Do you often feel like there’s so much to do and not enough time to do to it all?
Sometimes that never ending to-do list gets so overwhelming, that we start procrastinating. Unfortunately, the longer you put o the task, the harder it is to do.
Things are never as bad as we anticipate, because “Allah does not burden a soul beyond that which it can bear” [2:286]. If it’s on your plate, you can handle it.
People overestimate what they can achieve in a day, but underestimate what they can achieve in a decade. is underestimation is why most people don’t push themselves.
As Muslims, we have been encouraged to think big and great, by constantly being reminded in the Qur’an how we should be striving for the ultimate success of paradise. “For such the reward is forgiveness from their Lord, and Gardens with rivers owing underneath – an eternal dwelling. How excellent a recompense for those who work [and strive]!” [3:136].
What’s more important than time management?
Recently people have been obsessed with time management. What they should be caring about instead is focus management. Everyone and everything from social media, advertisements, your friends, and family, all they want is your attention. is has trained our brain to be easily distracted. Now we feel uncomfortable to do only one thing at a time and get this odd feeling that we need to do something else like check for notifications, when we’re actually supposed to be working on an important task.
Multitasking makes things worse
There was a time where people thought multitasking was the way to get more done in a day, but research now shows that it reduces our ability to focus. Although, sure, we could manage a physical activity and mental activity at the same time, like walking and listening, our brains can only focus on one mental task at a time. In fact, the more you keep switching between tasks, the less focused you get.
Studies show that every time you switch between tasks, it takes at least 20 minutes to get back to that level of focus you had before the switch, and it gets worse with additional tasks.
On top of that, you are less mentally and spiritually devoted to the individual task. Is your heart really in it if you’re scrolling through Instagram when you’re supposed to be giving your undivided attention to your friends next to you?
Did the Prophet PBUH multitask or monotask?

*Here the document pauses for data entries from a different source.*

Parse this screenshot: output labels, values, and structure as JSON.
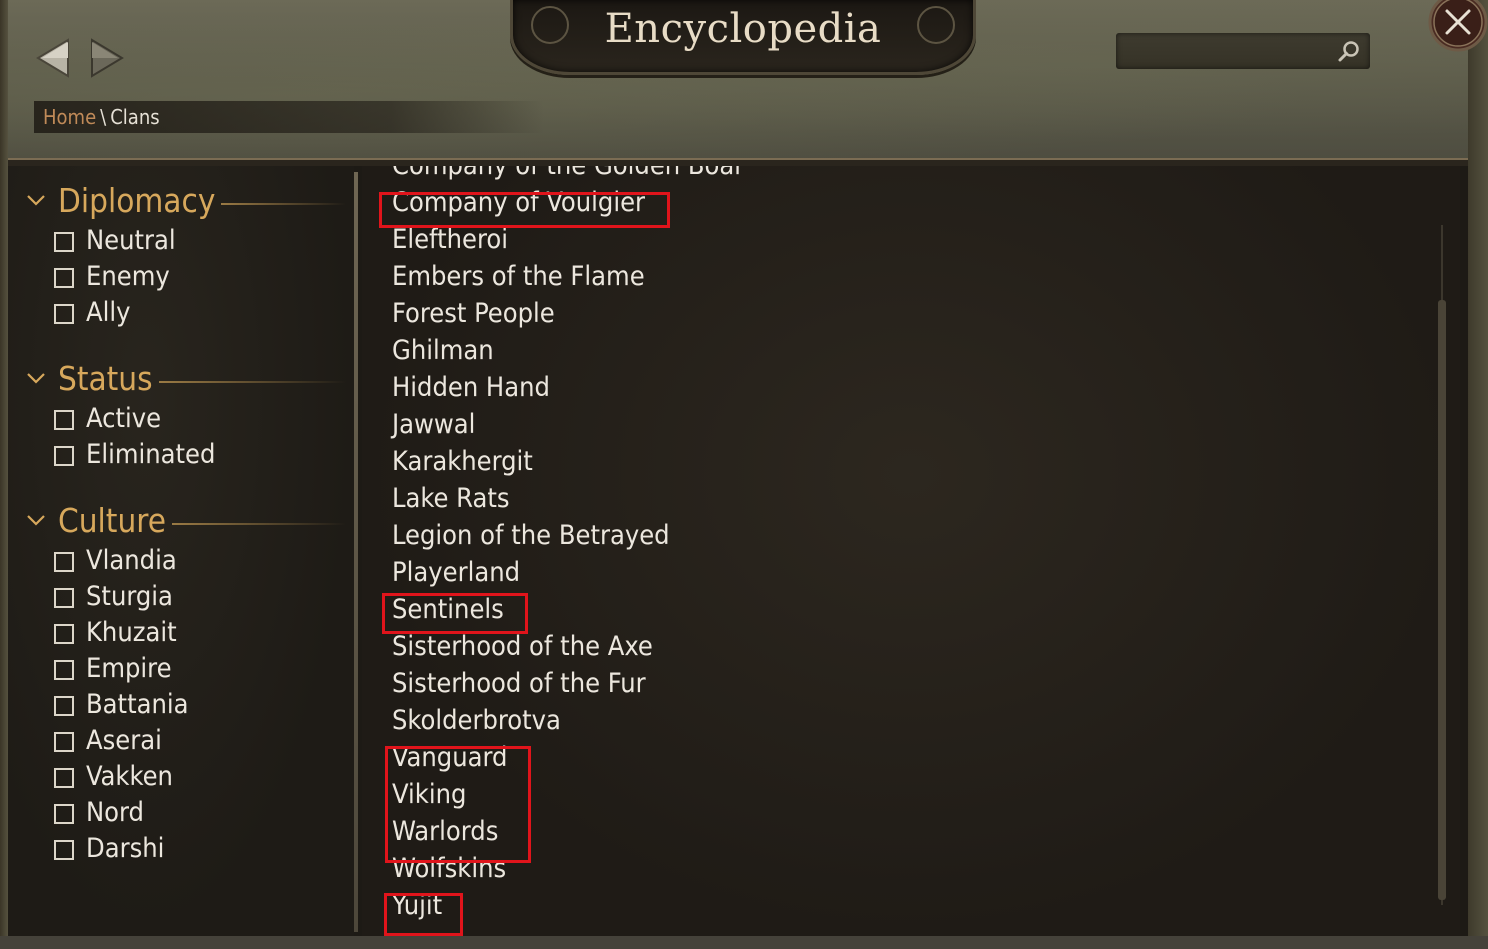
{
  "window": {
    "title": "Encyclopedia",
    "search": {
      "value": "",
      "placeholder": ""
    }
  },
  "breadcrumb": {
    "home": "Home",
    "separator": "\\",
    "current": "Clans"
  },
  "filters": {
    "diplomacy": {
      "title": "Diplomacy",
      "options": [
        "Neutral",
        "Enemy",
        "Ally"
      ]
    },
    "status": {
      "title": "Status",
      "options": [
        "Active",
        "Eliminated"
      ]
    },
    "culture": {
      "title": "Culture",
      "options": [
        "Vlandia",
        "Sturgia",
        "Khuzait",
        "Empire",
        "Battania",
        "Aserai",
        "Vakken",
        "Nord",
        "Darshi"
      ]
    }
  },
  "clans": [
    "Company of the Golden Boar",
    "Company of Voulgier",
    "Eleftheroi",
    "Embers of the Flame",
    "Forest People",
    "Ghilman",
    "Hidden Hand",
    "Jawwal",
    "Karakhergit",
    "Lake Rats",
    "Legion of the Betrayed",
    "Playerland",
    "Sentinels",
    "Sisterhood of the Axe",
    "Sisterhood of the Fur",
    "Skolderbrotva",
    "Vanguard",
    "Viking",
    "Warlords",
    "Wolfskins",
    "Yujit"
  ],
  "colors": {
    "accent_gold": "#d7a85c",
    "breadcrumb_home": "#c08a58",
    "annotation_red": "#e0141b"
  },
  "icons": {
    "back": "triangle-left-icon",
    "forward": "triangle-right-icon",
    "search": "magnifier-icon",
    "close": "x-close-icon",
    "collapse": "chevron-down-icon"
  }
}
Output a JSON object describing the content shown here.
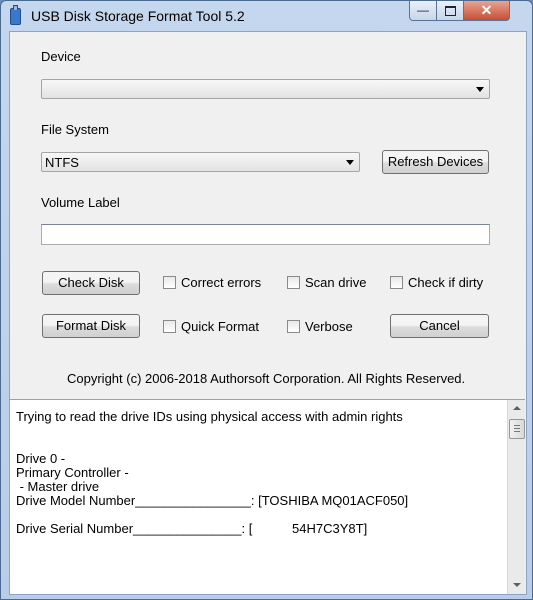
{
  "window": {
    "title": "USB Disk Storage Format Tool 5.2",
    "min_glyph": "—",
    "close_glyph": "✕"
  },
  "device": {
    "label": "Device",
    "value": ""
  },
  "file_system": {
    "label": "File System",
    "value": "NTFS"
  },
  "buttons": {
    "refresh": "Refresh Devices",
    "check_disk": "Check Disk",
    "format_disk": "Format Disk",
    "cancel": "Cancel"
  },
  "volume_label": {
    "label": "Volume Label",
    "value": ""
  },
  "options": {
    "correct_errors": "Correct errors",
    "scan_drive": "Scan drive",
    "check_if_dirty": "Check if dirty",
    "quick_format": "Quick Format",
    "verbose": "Verbose"
  },
  "copyright": "Copyright (c) 2006-2018 Authorsoft Corporation. All Rights Reserved.",
  "log": {
    "lines": [
      "Trying to read the drive IDs using physical access with admin rights",
      "",
      "",
      "Drive 0 -",
      "Primary Controller -",
      " - Master drive",
      "Drive Model Number________________: [TOSHIBA MQ01ACF050]",
      "",
      "Drive Serial Number_______________: [           54H7C3Y8T]"
    ]
  }
}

Evidence from the life of our Prophet Muhammad PBUH shows that he would monotask, not multitask. For example, in a conversation, he was a focused listener, which made the sahaba feel valued. When he spoke, he would speak succinctly, whereas when we talk, we go o on tangents since our minds are unable to focus. According to Ali RA’s descriptions, “Whenever one spoke to him the other would keep quiet and listen till he would finish… He did not interrupt someone talking and did not begin speaking when someone else was busy speaking.” [Tirmidhi]
Block out focus time without distractions
When you multitask you are frequently task switching, which reduces the effectiveness of your brainpower. To focus better, get things done and still have enough time to do other things, you need three things.
- A distraction free environment, so take preventative measures by putting your phone on airplane mode or by going to a different room.
- Dedicated focus sessions.
- Timed breaks. is allows the brain to have moments of concentration along with some free time.
To help with your focus sessions, you can use the ‘pomodoro technique’. The pomodoro technique was developed by Francesco Cirillo. He used a tomato shaped timer to divide a specific task into 25-minute focus sessions that are separated by 5-minute breaks, and a er four focus sessions there’s a longer 30-minute break.
You can adjust the timings to be a little shorter or longer depending on what works for you. ere are many pomodoro timer apps that you can use such as Be Focused, Tide, and Forest.
Hopefully after giving this a go, you can finally get things done and feel accomplished!
ABOUT THE AUTHOR
Faria Zahra is a life Coach and public speaker, is dedicated to help students live a purposeful, organised, and healthy lifestyle. She studied psychology and physiology at Monash University, and was an editor at ProductiveMuslim.com. You catch can her on her blog FariaZahra.com and on her YouTube channel: Faria Zahra.